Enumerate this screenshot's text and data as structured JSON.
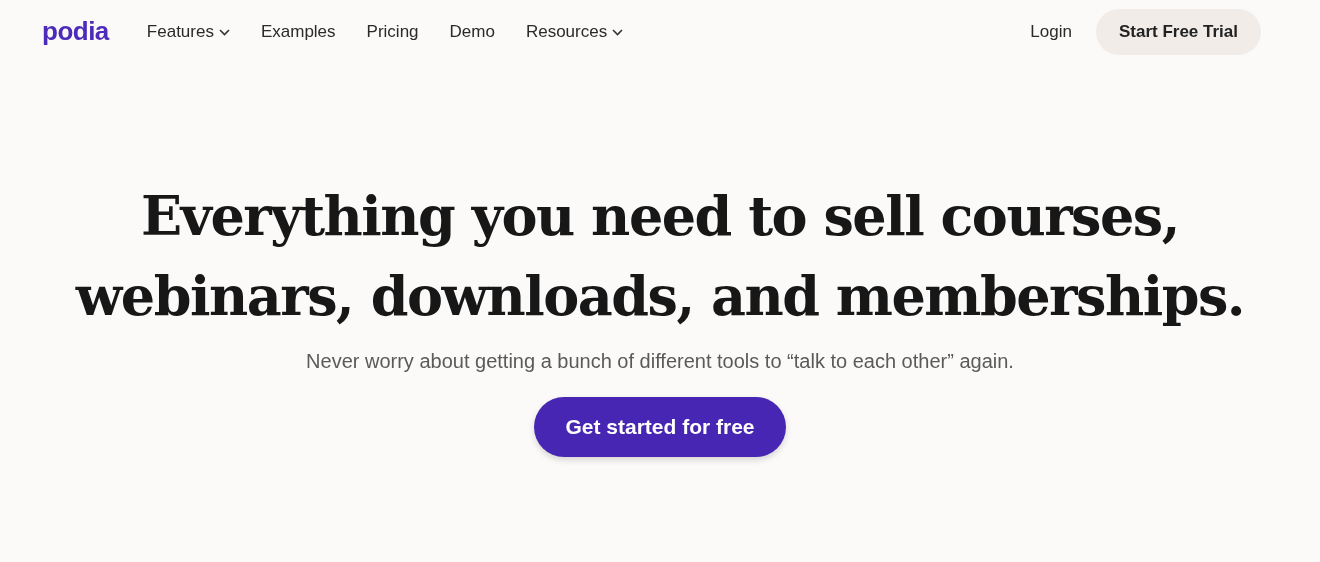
{
  "header": {
    "logo": "podia",
    "nav": [
      {
        "label": "Features",
        "has_menu": true
      },
      {
        "label": "Examples",
        "has_menu": false
      },
      {
        "label": "Pricing",
        "has_menu": false
      },
      {
        "label": "Demo",
        "has_menu": false
      },
      {
        "label": "Resources",
        "has_menu": true
      }
    ],
    "login": "Login",
    "cta": "Start Free Trial"
  },
  "hero": {
    "headline_lines": [
      "Everything you need to sell courses,",
      "webinars, downloads, and memberships."
    ],
    "subheadline": "Never worry about getting a bunch of different tools to “talk to each other” again.",
    "cta": "Get started for free"
  }
}
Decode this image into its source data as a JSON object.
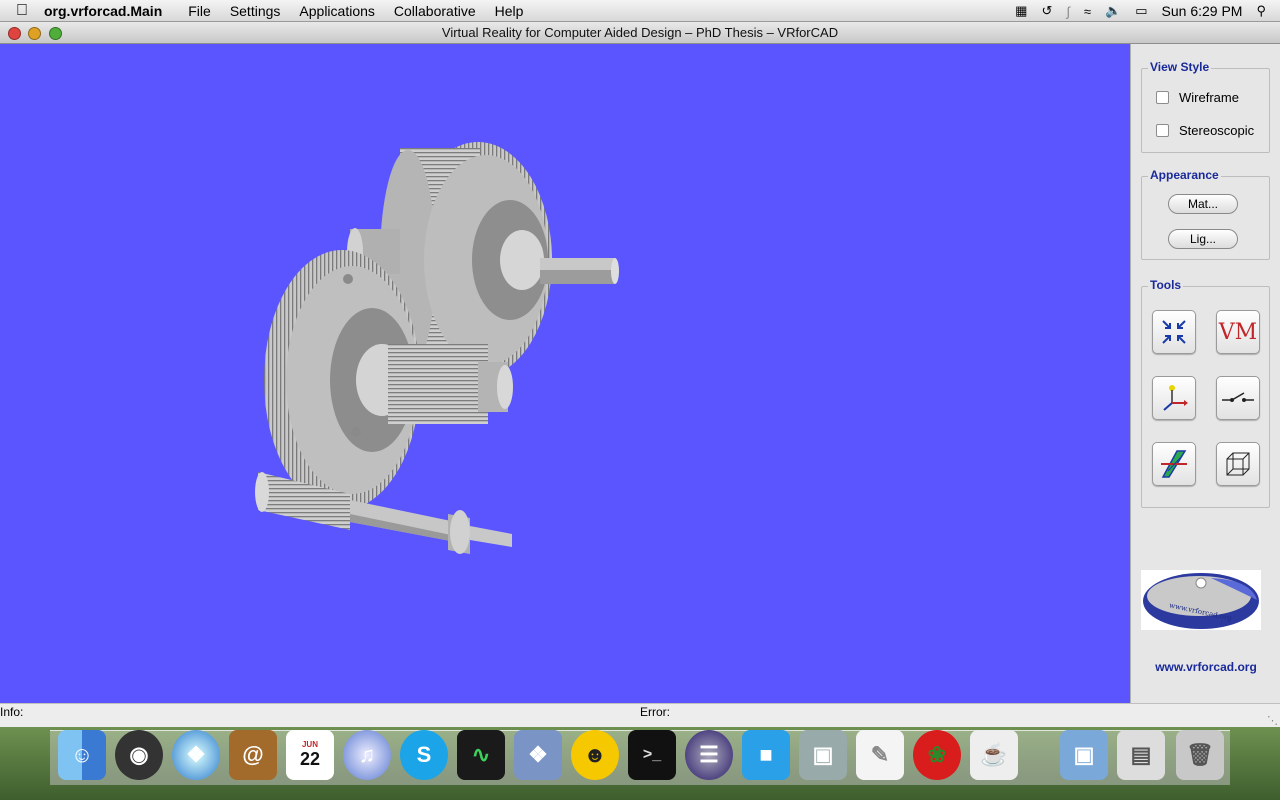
{
  "menubar": {
    "app_name": "org.vrforcad.Main",
    "items": [
      "File",
      "Settings",
      "Applications",
      "Collaborative",
      "Help"
    ],
    "clock": "Sun 6:29 PM"
  },
  "window": {
    "title": "Virtual Reality for Computer Aided Design – PhD Thesis  – VRforCAD"
  },
  "viewport": {
    "background": "#5a55ff"
  },
  "sidebar": {
    "view_style": {
      "legend": "View Style",
      "wireframe": "Wireframe",
      "stereoscopic": "Stereoscopic"
    },
    "appearance": {
      "legend": "Appearance",
      "material_button": "Mat...",
      "lighting_button": "Lig..."
    },
    "tools": {
      "legend": "Tools",
      "icons": [
        "fit-to-view-icon",
        "vm-icon",
        "axes-icon",
        "switch-icon",
        "section-plane-icon",
        "bounding-box-icon"
      ],
      "vm_label": "VM"
    },
    "logo_text": "www.vrforcad.org",
    "url": "www.vrforcad.org"
  },
  "status": {
    "info_label": "Info:",
    "error_label": "Error:"
  },
  "dock": {
    "apps": [
      "finder-icon",
      "dashboard-icon",
      "safari-icon",
      "address-book-icon",
      "ical-icon",
      "itunes-icon",
      "skype-icon",
      "activity-monitor-icon",
      "preview-icon",
      "yahoo-messenger-icon",
      "terminal-icon",
      "eclipse-icon",
      "app-icon",
      "iphoto-icon",
      "textedit-icon",
      "app-icon-2",
      "java-icon",
      "applications-folder-icon",
      "documents-stack-icon",
      "trash-icon"
    ],
    "ical_month": "JUN",
    "ical_day": "22"
  }
}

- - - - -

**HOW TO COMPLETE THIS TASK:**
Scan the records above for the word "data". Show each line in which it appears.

**RESULT OF THIS EXERCISE:**
Enumerate this screenshot's text and data as structured JSON.
Decode this image into its source data as a JSON object.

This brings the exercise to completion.